MLS Rookie Damion Lowe Rebounds From Injury

Gordon Williams | Jamaica Gleaner

Injury derailed Damion Lowe’s dream start to professional football, but the Jamaica youth international vows to get his first Major League Soccer (MLS) season back on track and finish strong.

The 21-year-old defender, selected eighth in January’s MLS SuperDraft by Seattle Sounders, expected playing time as a rookie in North America’s premier league. But an April surgery to repair a torn muscle near his hip/back wrecked Lowe’s hopes.

However, he returned to his first team training on July 31. Lowe is still barred from contact drills, but plans to be ready soon.

“By mid-August, I should be game-fit,” Lowe said last Friday. “I had been practicing on my own, with the trainers on the side, for about a month.”

Agent Damani Ralph said Lowe is “fully fit now”.

“He’s back to 100 per cent. No issues there,” Ralph noted.

“The doctor said I’m clear,” confirmed Lowe, formerly of Camperdown High, Harbour View and the University of Hartford.

His pre-injury pace and mobility are back. He jumps without discomfort.

NO SPEED LOST

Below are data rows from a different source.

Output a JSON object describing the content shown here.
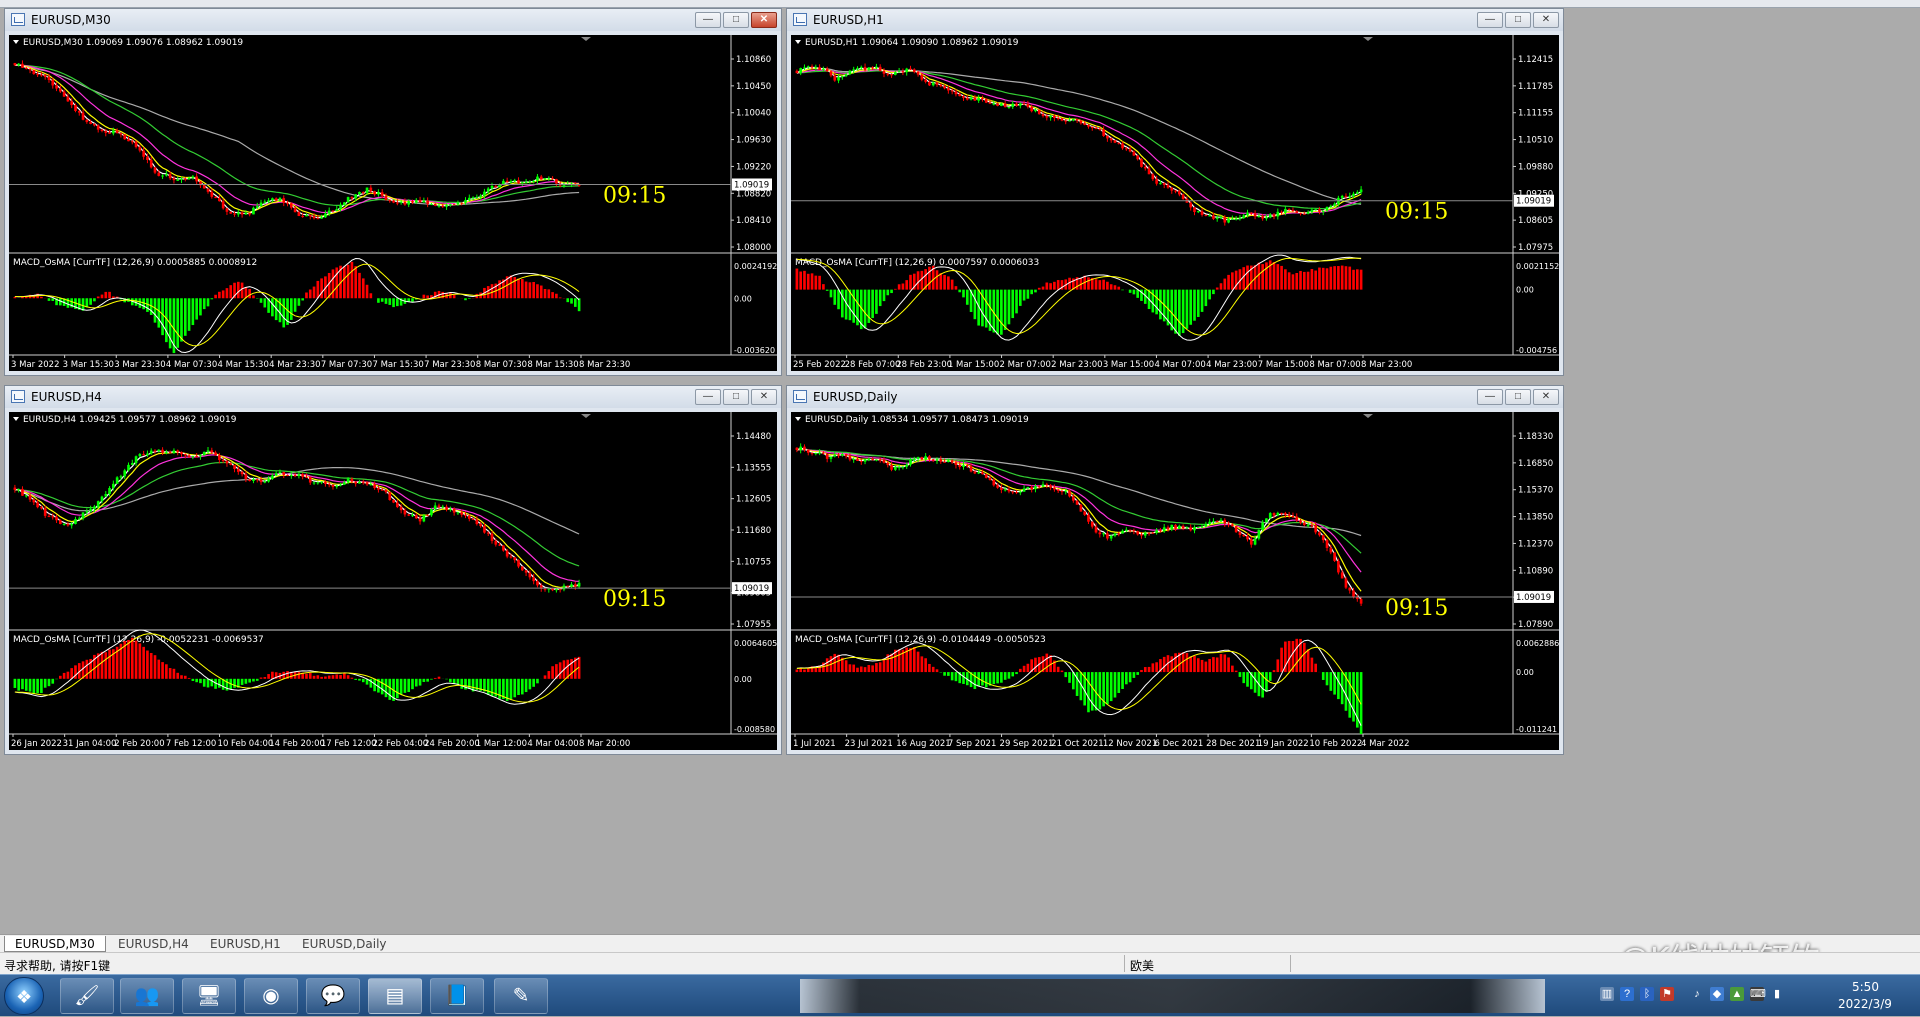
{
  "app": {
    "status_help": "寻求帮助, 请按F1键",
    "status_profile": "欧美"
  },
  "tabs": [
    "EURUSD,M30",
    "EURUSD,H4",
    "EURUSD,H1",
    "EURUSD,Daily"
  ],
  "watermark": "@K线姑姑钰竹",
  "taskbar": {
    "time": "5:50",
    "date": "2022/3/9"
  },
  "colors": {
    "bull": "#00ff00",
    "bear": "#ff0000",
    "ma_white": "#ffffff",
    "ma_yellow": "#ffff00",
    "ma_magenta": "#ff33dd",
    "ma_green": "#33cc33",
    "ma_gray": "#aaaaaa",
    "clock": "#ffff00",
    "grid_line": "#8a8a8a"
  },
  "charts": [
    {
      "window_title": "EURUSD,M30",
      "header": "EURUSD,M30  1.09069 1.09076 1.08962 1.09019",
      "clock": "09:15",
      "price_ticks": [
        "1.10860",
        "1.10450",
        "1.10040",
        "1.09630",
        "1.09220",
        "1.08820",
        "1.08410",
        "1.08000"
      ],
      "current_price": "1.09019",
      "macd_label": "MACD_OsMA [CurrTF] (12,26,9) 0.0005885 0.0008912",
      "macd_ticks": [
        "0.0024192",
        "0.00",
        "-0.003620"
      ],
      "time_labels": [
        "3 Mar 2022",
        "3 Mar 15:30",
        "3 Mar 23:30",
        "4 Mar 07:30",
        "4 Mar 15:30",
        "4 Mar 23:30",
        "7 Mar 07:30",
        "7 Mar 15:30",
        "7 Mar 23:30",
        "8 Mar 07:30",
        "8 Mar 15:30",
        "8 Mar 23:30"
      ],
      "chart_data": {
        "type": "line",
        "ylim": [
          1.08,
          1.1113
        ],
        "current_price": 1.09019,
        "price_path": [
          1.11,
          1.1085,
          1.107,
          1.104,
          1.1005,
          1.099,
          1.0985,
          1.096,
          1.092,
          1.0912,
          1.0915,
          1.089,
          1.086,
          1.085,
          1.087,
          1.088,
          1.0855,
          1.0845,
          1.086,
          1.088,
          1.0895,
          1.088,
          1.087,
          1.0875,
          1.0865,
          1.087,
          1.088,
          1.0895,
          1.091,
          1.0905,
          1.0915,
          1.09,
          1.0902
        ],
        "macd_range": [
          -0.00362,
          0.0024192
        ],
        "macd_hist_path": [
          0.0,
          0.0003,
          -0.0005,
          -0.0008,
          0.0005,
          -0.0003,
          -0.001,
          -0.0036,
          -0.0015,
          0.0004,
          0.0012,
          -0.0005,
          -0.002,
          0.0005,
          0.0018,
          0.0024,
          -0.0002,
          -0.0006,
          0.0001,
          0.0005,
          -0.0002,
          0.0008,
          0.0015,
          0.001,
          0.0003,
          -0.0008
        ]
      }
    },
    {
      "window_title": "EURUSD,H1",
      "header": "EURUSD,H1  1.09064 1.09090 1.08962 1.09019",
      "clock": "09:15",
      "price_ticks": [
        "1.12415",
        "1.11785",
        "1.11155",
        "1.10510",
        "1.09880",
        "1.09250",
        "1.08605",
        "1.07975"
      ],
      "current_price": "1.09019",
      "macd_label": "MACD_OsMA [CurrTF] (12,26,9) 0.0007597 0.0006033",
      "macd_ticks": [
        "0.0021152",
        "0.00",
        "-0.004756"
      ],
      "time_labels": [
        "25 Feb 2022",
        "28 Feb 07:00",
        "28 Feb 23:00",
        "1 Mar 15:00",
        "2 Mar 07:00",
        "2 Mar 23:00",
        "3 Mar 15:00",
        "4 Mar 07:00",
        "4 Mar 23:00",
        "7 Mar 15:00",
        "8 Mar 07:00",
        "8 Mar 23:00"
      ],
      "chart_data": {
        "type": "line",
        "ylim": [
          1.0785,
          1.127
        ],
        "current_price": 1.09019,
        "price_path": [
          1.123,
          1.1245,
          1.121,
          1.123,
          1.124,
          1.122,
          1.1235,
          1.12,
          1.118,
          1.116,
          1.1155,
          1.114,
          1.1145,
          1.112,
          1.111,
          1.11,
          1.108,
          1.105,
          1.101,
          1.095,
          1.093,
          1.088,
          1.086,
          1.085,
          1.087,
          1.086,
          1.088,
          1.087,
          1.088,
          1.091,
          1.093
        ],
        "macd_range": [
          -0.004756,
          0.0021152
        ],
        "macd_hist_path": [
          0.0015,
          0.001,
          -0.002,
          -0.003,
          -0.0005,
          0.001,
          0.0018,
          0.0005,
          -0.0025,
          -0.0035,
          -0.001,
          0.0004,
          0.0008,
          0.001,
          0.0004,
          -0.0004,
          -0.002,
          -0.0035,
          -0.0015,
          0.001,
          0.0018,
          0.0021,
          0.0012,
          0.0015,
          0.0018,
          0.0014
        ]
      }
    },
    {
      "window_title": "EURUSD,H4",
      "header": "EURUSD,H4  1.09425 1.09577 1.08962 1.09019",
      "clock": "09:15",
      "price_ticks": [
        "1.14480",
        "1.13555",
        "1.12605",
        "1.11680",
        "1.10755",
        "1.09805",
        "1.07955"
      ],
      "current_price": "1.09019",
      "macd_label": "MACD_OsMA [CurrTF] (12,26,9) -0.0052231 -0.0069537",
      "macd_ticks": [
        "0.0064605",
        "0.00",
        "-0.008580"
      ],
      "time_labels": [
        "26 Jan 2022",
        "31 Jan 04:00",
        "2 Feb 20:00",
        "7 Feb 12:00",
        "10 Feb 04:00",
        "14 Feb 20:00",
        "17 Feb 12:00",
        "22 Feb 04:00",
        "24 Feb 20:00",
        "1 Mar 12:00",
        "4 Mar 04:00",
        "8 Mar 20:00"
      ],
      "chart_data": {
        "type": "line",
        "ylim": [
          1.076,
          1.152
        ],
        "current_price": 1.09019,
        "price_path": [
          1.13,
          1.124,
          1.118,
          1.115,
          1.12,
          1.126,
          1.135,
          1.143,
          1.145,
          1.144,
          1.142,
          1.144,
          1.14,
          1.134,
          1.132,
          1.136,
          1.135,
          1.132,
          1.131,
          1.133,
          1.131,
          1.128,
          1.12,
          1.117,
          1.123,
          1.12,
          1.117,
          1.11,
          1.103,
          1.096,
          1.089,
          1.09,
          1.092
        ],
        "macd_range": [
          -0.00858,
          0.0064605
        ],
        "macd_hist_path": [
          -0.0015,
          -0.0025,
          0.0005,
          0.003,
          0.0045,
          0.0064,
          0.0035,
          0.0008,
          -0.001,
          -0.0018,
          -0.0008,
          0.001,
          0.0012,
          0.0004,
          0.0008,
          -0.001,
          -0.0035,
          -0.0015,
          0.0006,
          -0.0015,
          -0.0022,
          -0.0035,
          -0.0015,
          0.0025,
          0.0035
        ]
      }
    },
    {
      "window_title": "EURUSD,Daily",
      "header": "EURUSD,Daily  1.08534 1.09577 1.08473 1.09019",
      "clock": "09:15",
      "price_ticks": [
        "1.18330",
        "1.16850",
        "1.15370",
        "1.13850",
        "1.12370",
        "1.10890",
        "1.09370",
        "1.07890"
      ],
      "current_price": "1.09019",
      "macd_label": "MACD_OsMA [CurrTF] (12,26,9) -0.0104449 -0.0050523",
      "macd_ticks": [
        "0.0062886",
        "0.00",
        "-0.011241"
      ],
      "time_labels": [
        "1 Jul 2021",
        "23 Jul 2021",
        "16 Aug 2021",
        "7 Sep 2021",
        "29 Sep 2021",
        "21 Oct 2021",
        "12 Nov 2021",
        "6 Dec 2021",
        "28 Dec 2021",
        "19 Jan 2022",
        "10 Feb 2022",
        "4 Mar 2022"
      ],
      "chart_data": {
        "type": "line",
        "ylim": [
          1.073,
          1.195
        ],
        "current_price": 1.09019,
        "price_path": [
          1.185,
          1.182,
          1.179,
          1.18,
          1.176,
          1.178,
          1.172,
          1.175,
          1.179,
          1.177,
          1.175,
          1.172,
          1.166,
          1.159,
          1.156,
          1.16,
          1.161,
          1.158,
          1.147,
          1.132,
          1.128,
          1.132,
          1.13,
          1.132,
          1.135,
          1.133,
          1.136,
          1.14,
          1.132,
          1.124,
          1.142,
          1.144,
          1.138,
          1.134,
          1.12,
          1.096,
          1.085
        ],
        "macd_range": [
          -0.011241,
          0.0062886
        ],
        "macd_hist_path": [
          0.0005,
          0.001,
          0.0035,
          0.001,
          0.0012,
          0.004,
          0.0045,
          0.001,
          -0.0015,
          -0.003,
          -0.0025,
          -0.001,
          0.002,
          0.0035,
          -0.002,
          -0.0075,
          -0.006,
          -0.002,
          0.001,
          0.003,
          0.0035,
          0.002,
          0.0035,
          -0.002,
          -0.005,
          0.0055,
          0.0062,
          -0.001,
          -0.006,
          -0.0112
        ]
      }
    }
  ]
}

“The surgery was successful, and there were no setbacks,” he said. “I haven’t lost any range of motion or speed.”

However, his months of inaction were especially “disappointing”, Lowe explained, because he had begun adapting to pro football before he was injured.

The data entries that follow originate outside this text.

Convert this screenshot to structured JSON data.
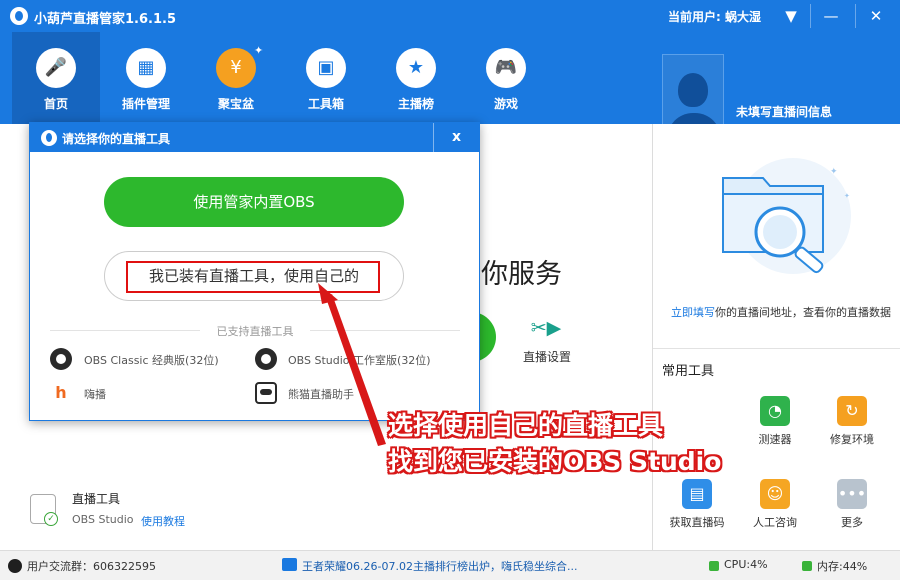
{
  "app": {
    "title": "小葫芦直播管家1.6.1.5",
    "current_user": "当前用户: 蜗大湿"
  },
  "nav": {
    "items": [
      {
        "label": "首页",
        "icon": "microphone-icon"
      },
      {
        "label": "插件管理",
        "icon": "puzzle-icon"
      },
      {
        "label": "聚宝盆",
        "icon": "money-bag-icon"
      },
      {
        "label": "工具箱",
        "icon": "toolbox-icon"
      },
      {
        "label": "主播榜",
        "icon": "medal-icon"
      },
      {
        "label": "游戏",
        "icon": "gamepad-icon"
      }
    ],
    "room_info": "未填写直播间信息"
  },
  "main": {
    "bg_service_text": "你服务",
    "bg_setting_label": "直播设置",
    "live_tool": {
      "title": "直播工具",
      "name": "OBS Studio",
      "link": "使用教程"
    }
  },
  "right": {
    "fill_link": "立即填写",
    "fill_text": "你的直播间地址，查看你的直播数据",
    "tools_title": "常用工具",
    "tools": [
      {
        "label": "测速器",
        "icon": "speedometer-icon",
        "color": "#2fb24c"
      },
      {
        "label": "修复环境",
        "icon": "wrench-icon",
        "color": "#f5a020"
      },
      {
        "label": "获取直播码",
        "icon": "qr-code-icon",
        "color": "#2f8ee8"
      },
      {
        "label": "人工咨询",
        "icon": "chat-icon",
        "color": "#f5a623"
      },
      {
        "label": "更多",
        "icon": "more-icon",
        "color": "#b8c3ce"
      }
    ]
  },
  "dialog": {
    "title": "请选择你的直播工具",
    "close": "x",
    "btn_builtin_obs": "使用管家内置OBS",
    "btn_use_own": "我已装有直播工具，使用自己的",
    "supported_label": "已支持直播工具",
    "software": [
      {
        "label": "OBS Classic 经典版(32位)",
        "icon": "obs-icon"
      },
      {
        "label": "OBS Studio 工作室版(32位)",
        "icon": "obs-icon"
      },
      {
        "label": "嗨播",
        "icon": "haibo-icon"
      },
      {
        "label": "熊猫直播助手",
        "icon": "panda-icon"
      }
    ]
  },
  "annotation": {
    "line1": "选择使用自己的直播工具",
    "line2": "找到您已安装的OBS Studio"
  },
  "status": {
    "group": "用户交流群：606322595",
    "news": "王者荣耀06.26-07.02主播排行榜出炉，嗨氏稳坐综合...",
    "cpu": "CPU:4%",
    "mem": "内存:44%"
  }
}
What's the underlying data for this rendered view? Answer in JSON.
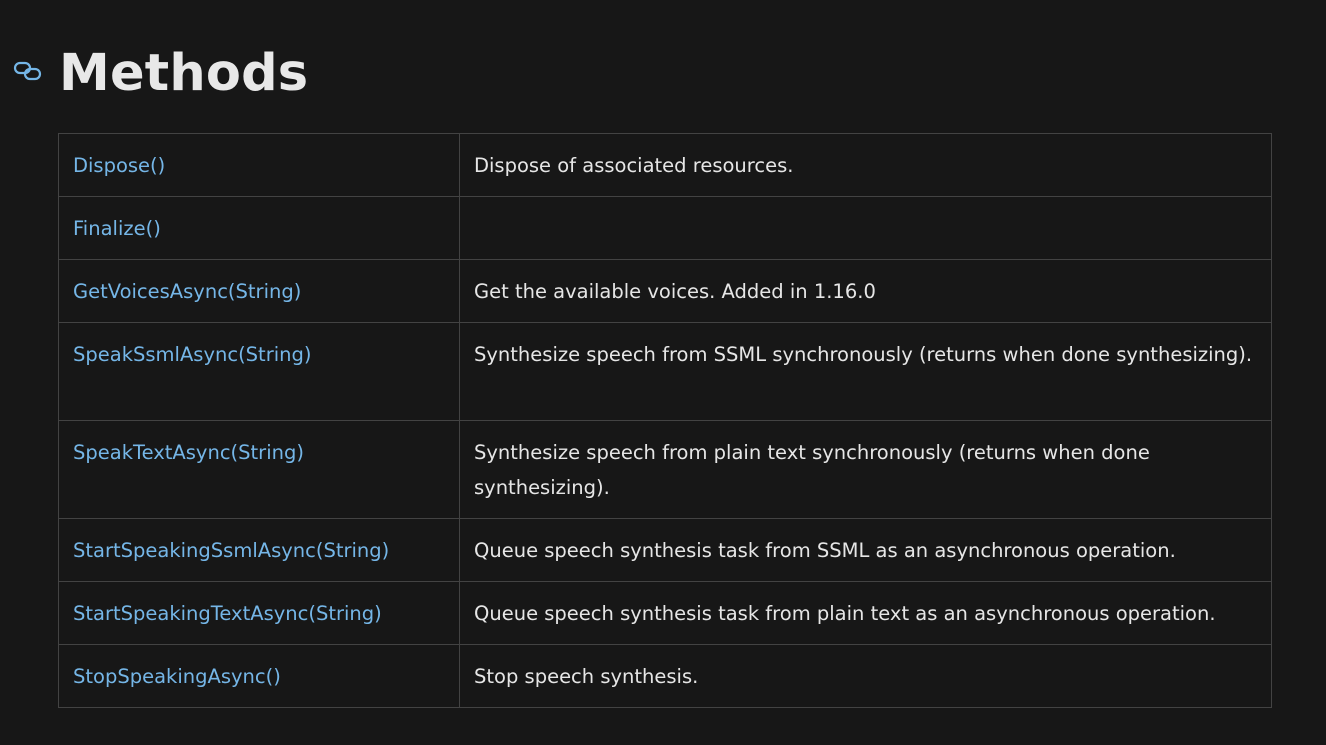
{
  "colors": {
    "background": "#171717",
    "text": "#e6e6e6",
    "link": "#75b6e7",
    "border": "#434343",
    "anchor_icon": "#75b6e7"
  },
  "heading": {
    "anchor_icon": "link-icon",
    "title": "Methods"
  },
  "methods": [
    {
      "name": "Dispose()",
      "description": "Dispose of associated resources."
    },
    {
      "name": "Finalize()",
      "description": ""
    },
    {
      "name": "GetVoicesAsync(String)",
      "description": "Get the available voices. Added in 1.16.0"
    },
    {
      "name": "SpeakSsmlAsync(String)",
      "description": "Synthesize speech from SSML synchronously (returns when done synthesizing)."
    },
    {
      "name": "SpeakTextAsync(String)",
      "description": "Synthesize speech from plain text synchronously (returns when done synthesizing)."
    },
    {
      "name": "StartSpeakingSsmlAsync(String)",
      "description": "Queue speech synthesis task from SSML as an asynchronous operation."
    },
    {
      "name": "StartSpeakingTextAsync(String)",
      "description": "Queue speech synthesis task from plain text as an asynchronous operation."
    },
    {
      "name": "StopSpeakingAsync()",
      "description": "Stop speech synthesis."
    }
  ]
}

“I was catching form,” he said. “I was playing well, but I got hurt … . At that time, I saw where I could have gotten playing time. There were injuries (in Seattle’s defence).”

Lowe said he has received full support from Seattle throughout his rehabilitation, making the gruelling rehab bearable. He said his teammates offer constant encouragement.

“All the players motivate me,” he stated. And he plans to reward their confidence.

“Regardless of whether [or not] you are a rookie, they expect you to perform at the highest level,” Lowe said. “You can see they have trust in everyone.”

Lowe, along with André Blake and André Lewis, has made history. It was the first time that three Jamaicans were among the top-10 SuperDraft selections. But 2014 hasn’t always been kind to the heralded rookies. None have played in the MLS. Blake is on Philadelphia Union’s bench. Lewis, sent on loan to a lower league club by Vancouver Whitecaps, suffered a season-ending knee injury.

Lowe aims to reverse the trend.

“Being drafted number one, number two, number eight, it has a meaning and no meaning,” he explained. ” … You still have to contribute … . You have no control over injuries, but you just have to recover and come back stronger.”